Data records for software interfaces
-----

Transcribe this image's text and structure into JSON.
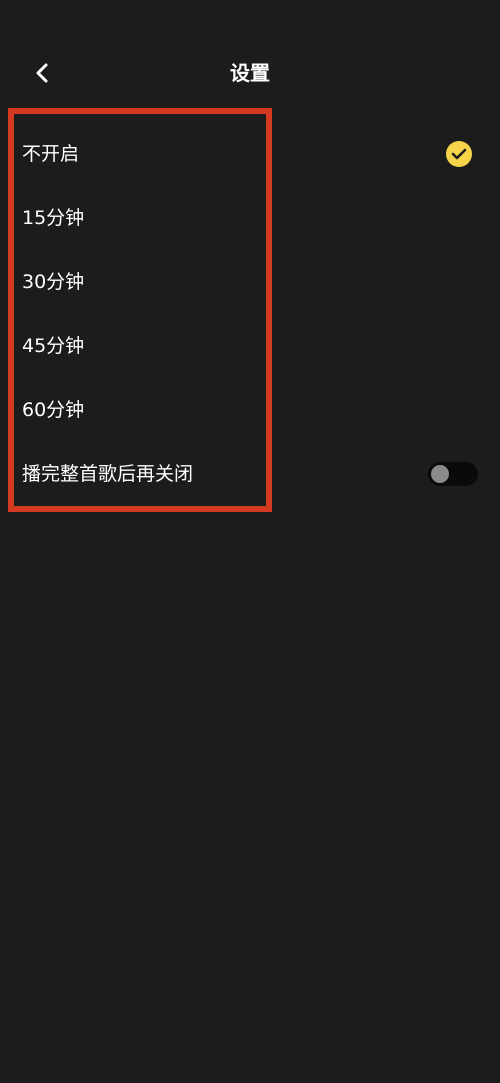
{
  "header": {
    "title": "设置",
    "back_icon": "chevron-left-icon"
  },
  "options": [
    {
      "label": "不开启",
      "selected": true
    },
    {
      "label": "15分钟",
      "selected": false
    },
    {
      "label": "30分钟",
      "selected": false
    },
    {
      "label": "45分钟",
      "selected": false
    },
    {
      "label": "60分钟",
      "selected": false
    }
  ],
  "finish_song": {
    "label": "播完整首歌后再关闭",
    "enabled": false
  },
  "colors": {
    "background": "#1c1c1c",
    "check_accent": "#f5d44a",
    "highlight_border": "#d33a20",
    "toggle_track": "#0a0a0a",
    "toggle_knob": "#8a8a8a"
  }
}
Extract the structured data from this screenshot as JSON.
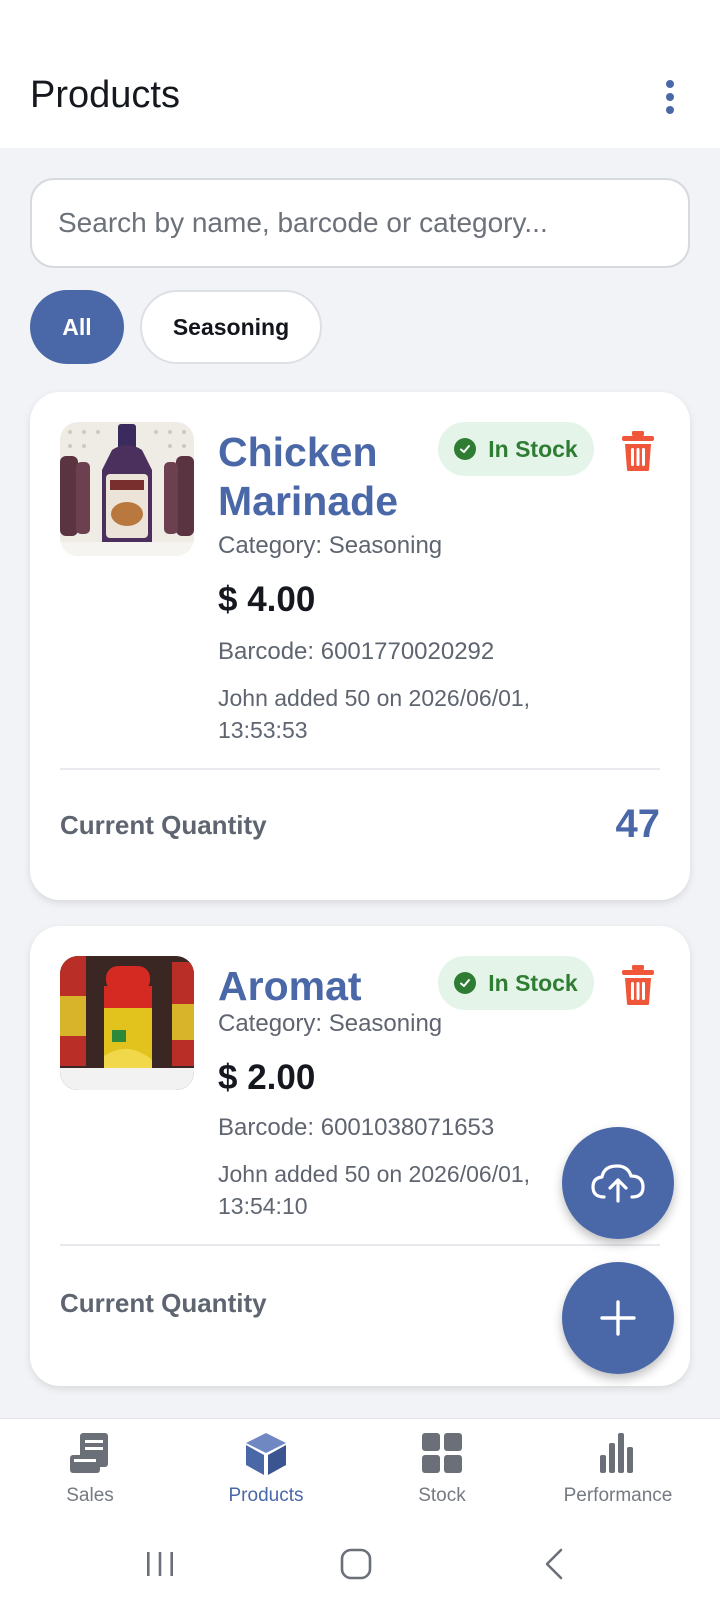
{
  "header": {
    "title": "Products"
  },
  "search": {
    "placeholder": "Search by name, barcode or category..."
  },
  "filters": [
    {
      "label": "All",
      "selected": true
    },
    {
      "label": "Seasoning",
      "selected": false
    }
  ],
  "products": [
    {
      "name": "Chicken Marinade",
      "status": "In Stock",
      "category": "Category: Seasoning",
      "price": "$ 4.00",
      "barcode": "Barcode: 6001770020292",
      "added": "John added 50 on 2026/06/01, 13:53:53",
      "quantity_label": "Current Quantity",
      "quantity": "47"
    },
    {
      "name": "Aromat",
      "status": "In Stock",
      "category": "Category: Seasoning",
      "price": "$ 2.00",
      "barcode": "Barcode: 6001038071653",
      "added": "John added 50 on 2026/06/01, 13:54:10",
      "quantity_label": "Current Quantity",
      "quantity": ""
    }
  ],
  "bottom_nav": [
    {
      "label": "Sales",
      "icon": "receipt-icon",
      "active": false
    },
    {
      "label": "Products",
      "icon": "cube-icon",
      "active": true
    },
    {
      "label": "Stock",
      "icon": "grid-icon",
      "active": false
    },
    {
      "label": "Performance",
      "icon": "bar-chart-icon",
      "active": false
    }
  ],
  "colors": {
    "primary": "#4a67a8",
    "success": "#2e7d32",
    "success_bg": "#e5f4e9",
    "danger": "#f0563a",
    "background": "#f1f3f6"
  }
}
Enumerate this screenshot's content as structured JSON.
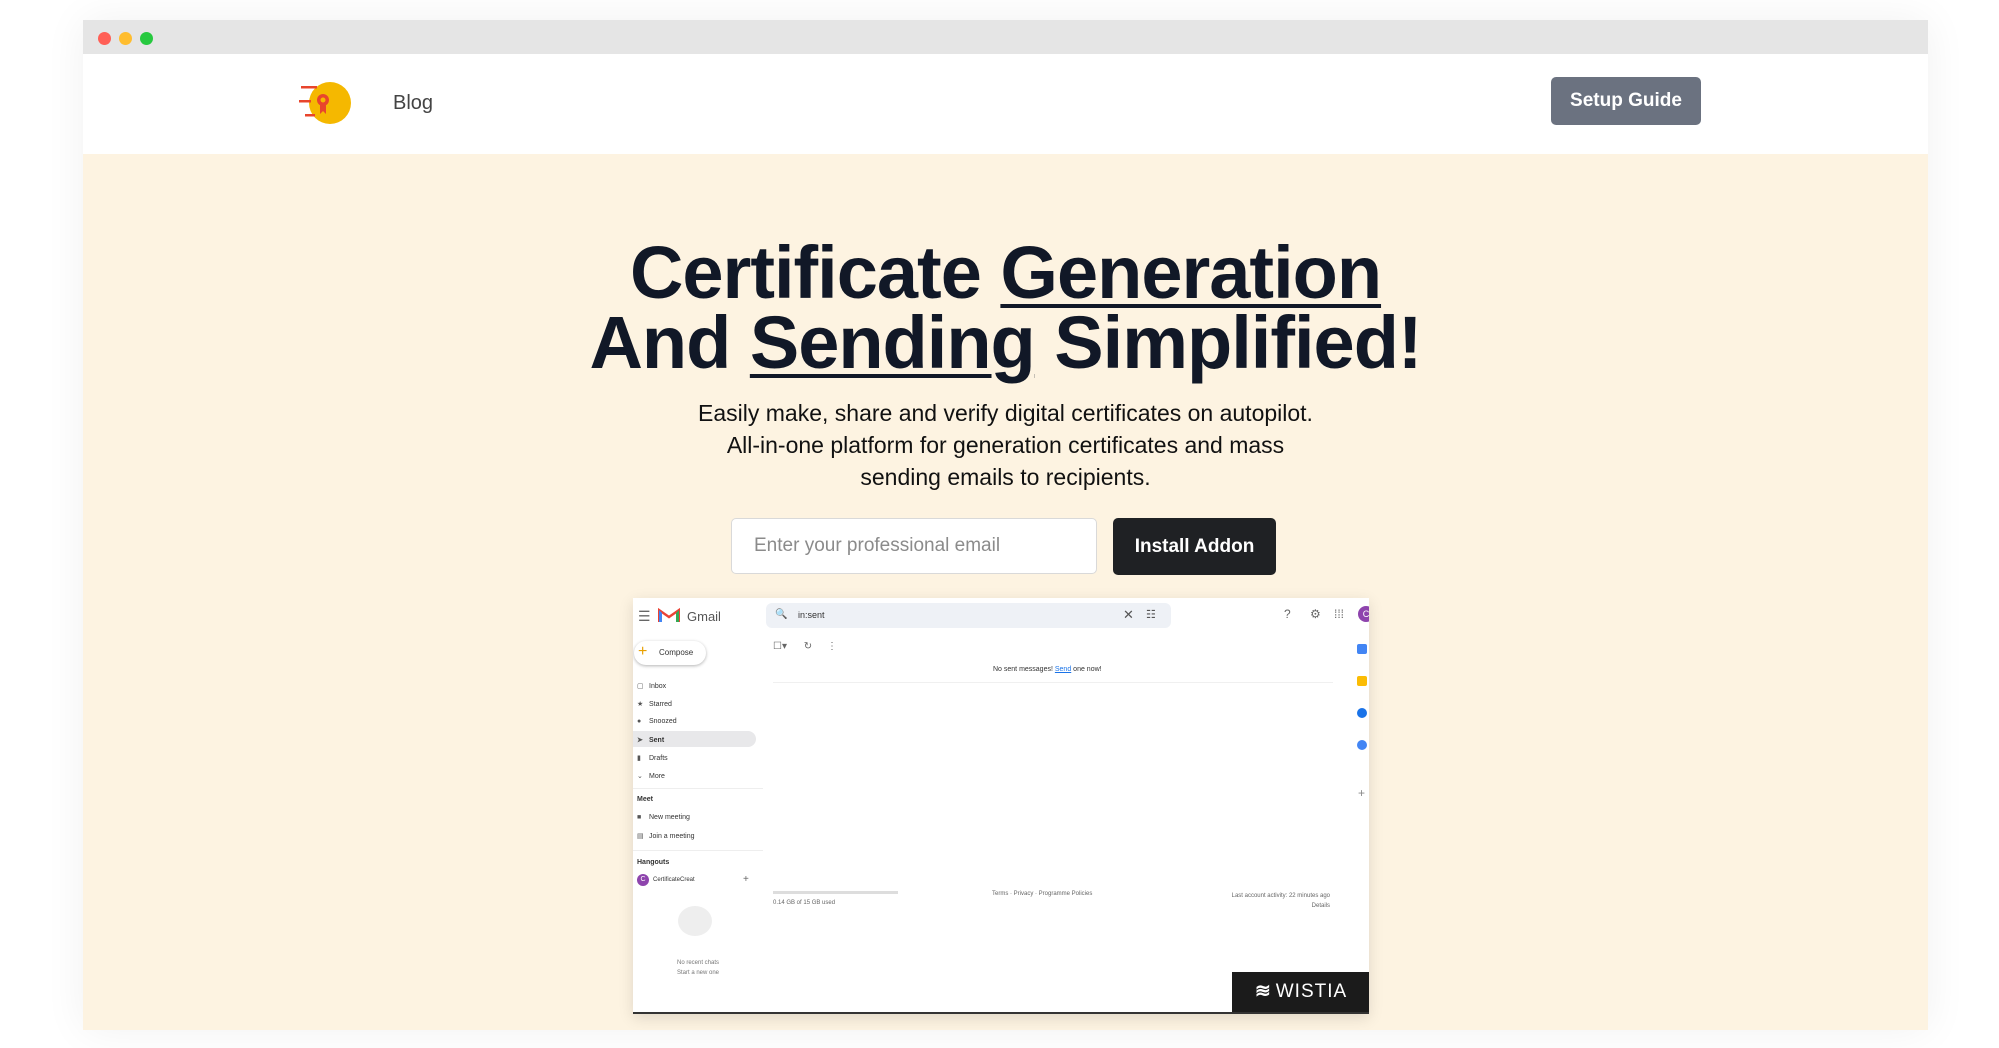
{
  "nav": {
    "blog": "Blog",
    "setup_guide": "Setup Guide"
  },
  "hero": {
    "headline_1a": "Certificate ",
    "headline_1b": "Generation",
    "headline_2a": "And ",
    "headline_2b": "Sending",
    "headline_2c": " Simplified!",
    "sub_1": "Easily make, share and verify digital certificates on autopilot.",
    "sub_2": "All-in-one platform for generation certificates and mass",
    "sub_3": "sending emails to recipients.",
    "email_placeholder": "Enter your professional email",
    "install_label": "Install Addon"
  },
  "video": {
    "gmail": {
      "app_name": "Gmail",
      "search_query": "in:sent",
      "avatar_letter": "C",
      "compose": "Compose",
      "folders": [
        "Inbox",
        "Starred",
        "Snoozed",
        "Sent",
        "Drafts",
        "More"
      ],
      "meet_title": "Meet",
      "meet_items": [
        "New meeting",
        "Join a meeting"
      ],
      "hangouts_title": "Hangouts",
      "hangouts_contact": "CertificateCreat",
      "no_recent_1": "No recent chats",
      "no_recent_2": "Start a new one",
      "no_sent_pre": "No sent messages! ",
      "no_sent_link": "Send",
      "no_sent_post": " one now!",
      "storage": "0.14 GB of 15 GB used",
      "terms": "Terms · Privacy · Programme Policies",
      "activity_1": "Last account activity: 22 minutes ago",
      "activity_2": "Details"
    },
    "wistia_label": "WISTIA"
  },
  "colors": {
    "hero_bg": "#fdf3e1",
    "setup_button": "#6b7280",
    "install_button": "#1f2124",
    "logo_yellow": "#f5b800",
    "logo_red": "#e8452c"
  }
}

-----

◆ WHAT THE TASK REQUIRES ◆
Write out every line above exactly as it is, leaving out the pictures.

◆ RESULT OF THE TASK ◆
Transcribe this image's text and structure into JSON.
{
  "header": {
    "title": "设置",
    "back_icon": "chevron-left-icon"
  },
  "options": [
    {
      "label": "不开启",
      "selected": true
    },
    {
      "label": "15分钟",
      "selected": false
    },
    {
      "label": "30分钟",
      "selected": false
    },
    {
      "label": "45分钟",
      "selected": false
    },
    {
      "label": "60分钟",
      "selected": false
    }
  ],
  "finish_song": {
    "label": "播完整首歌后再关闭",
    "enabled": false
  },
  "colors": {
    "background": "#1c1c1c",
    "check_accent": "#f5d44a",
    "highlight_border": "#d33a20",
    "toggle_track": "#0a0a0a",
    "toggle_knob": "#8a8a8a"
  }
}
Extract the structured data from this screenshot as JSON.
{
  "header": {
    "title": "Products"
  },
  "search": {
    "placeholder": "Search by name, barcode or category..."
  },
  "filters": [
    {
      "label": "All",
      "selected": true
    },
    {
      "label": "Seasoning",
      "selected": false
    }
  ],
  "products": [
    {
      "name": "Chicken Marinade",
      "status": "In Stock",
      "category": "Category: Seasoning",
      "price": "$ 4.00",
      "barcode": "Barcode: 6001770020292",
      "added": "John added 50 on 2026/06/01, 13:53:53",
      "quantity_label": "Current Quantity",
      "quantity": "47"
    },
    {
      "name": "Aromat",
      "status": "In Stock",
      "category": "Category: Seasoning",
      "price": "$ 2.00",
      "barcode": "Barcode: 6001038071653",
      "added": "John added 50 on 2026/06/01, 13:54:10",
      "quantity_label": "Current Quantity",
      "quantity": ""
    }
  ],
  "bottom_nav": [
    {
      "label": "Sales",
      "icon": "receipt-icon",
      "active": false
    },
    {
      "label": "Products",
      "icon": "cube-icon",
      "active": true
    },
    {
      "label": "Stock",
      "icon": "grid-icon",
      "active": false
    },
    {
      "label": "Performance",
      "icon": "bar-chart-icon",
      "active": false
    }
  ],
  "colors": {
    "primary": "#4a67a8",
    "success": "#2e7d32",
    "success_bg": "#e5f4e9",
    "danger": "#f0563a",
    "background": "#f1f3f6"
  }
}
Enumerate this screenshot's content as structured JSON.
{
  "nav": {
    "blog": "Blog",
    "setup_guide": "Setup Guide"
  },
  "hero": {
    "headline_1a": "Certificate ",
    "headline_1b": "Generation",
    "headline_2a": "And ",
    "headline_2b": "Sending",
    "headline_2c": " Simplified!",
    "sub_1": "Easily make, share and verify digital certificates on autopilot.",
    "sub_2": "All-in-one platform for generation certificates and mass",
    "sub_3": "sending emails to recipients.",
    "email_placeholder": "Enter your professional email",
    "install_label": "Install Addon"
  },
  "video": {
    "gmail": {
      "app_name": "Gmail",
      "search_query": "in:sent",
      "avatar_letter": "C",
      "compose": "Compose",
      "folders": [
        "Inbox",
        "Starred",
        "Snoozed",
        "Sent",
        "Drafts",
        "More"
      ],
      "meet_title": "Meet",
      "meet_items": [
        "New meeting",
        "Join a meeting"
      ],
      "hangouts_title": "Hangouts",
      "hangouts_contact": "CertificateCreat",
      "no_recent_1": "No recent chats",
      "no_recent_2": "Start a new one",
      "no_sent_pre": "No sent messages! ",
      "no_sent_link": "Send",
      "no_sent_post": " one now!",
      "storage": "0.14 GB of 15 GB used",
      "terms": "Terms · Privacy · Programme Policies",
      "activity_1": "Last account activity: 22 minutes ago",
      "activity_2": "Details"
    },
    "wistia_label": "WISTIA"
  },
  "colors": {
    "hero_bg": "#fdf3e1",
    "setup_button": "#6b7280",
    "install_button": "#1f2124",
    "logo_yellow": "#f5b800",
    "logo_red": "#e8452c"
  }
}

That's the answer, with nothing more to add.